The best thing about the Internet is that it can connect you with anybody anywhere in the world. You can Skype from Boston to San Francisco, tweet from London to Hong Kong, and plan which restaurant in Helena, Montana, you’re going to visit next week before you drive 30 hours to get there.
However, meeting people on the Internet can also be more difficult and complicated than shaking hands with somebody new at the coffee shop.
The main issue with the Internet is that you don’t know if the person you’re interacting with is even a real person or is pretending to be someone else. You could be talking to a someone made of code and a processor rather than skin and bones. There are thousands and millions of other spambots like Lisa that you might encounter.

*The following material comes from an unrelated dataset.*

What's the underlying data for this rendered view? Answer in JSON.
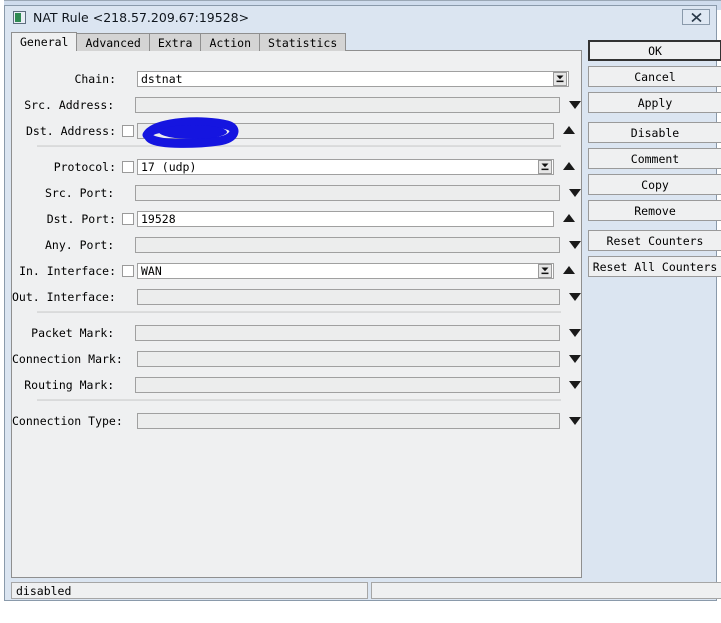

Scammers can claim to be the King of Nigeria or offer you a great deal on Viagra to get your credit card number and personal information, which they can then use to steal from you. Phishing—where scammers pretend to be a site such as eBay or your bank in order to steal information—has also been used frequently.
For the most part, spam and unwanted interactions can be screened so we can get to the people we really want. Gmail has excellent spam filters, and sites such as Twitter and Facebook allow us to flag fraudulent profiles. Though we still run into spam emails and get friend requests from fake profiles on Facebook, these distractions are relatively rare.
When someone does manage to steal personal information, the worst thing that can usually happen is financial loss. But credit card companies and banks often protect against identity theft, so losing money is unlikely to happen with proper reporting.
On the other hand, screening becomes much more difficult when money is not the only thing at risk. When interactions move from the Internet to the real world, they can become much more dangerous. Craigslist, online dating, ridesharing, and many other services can all jeopardize safety.
Screening the same way doesn’t seem to make sense. Correct spelling and a reasonable email address usually merit a response, but say nothing about the safety of meeting in person. You might notice if you’re browsing on a suspicious URL, but a trusted URL doesn’t promise that the person you are about to meet has no malicious intent.
Existing methods of filtration are well developed for interactions that take place solely on the Internet, but once these interactions transition to the real world, we lose our sense of security. We need a new way to screen people that’s more than just typing a name or email into Google.comments powered by Disqus Subscribe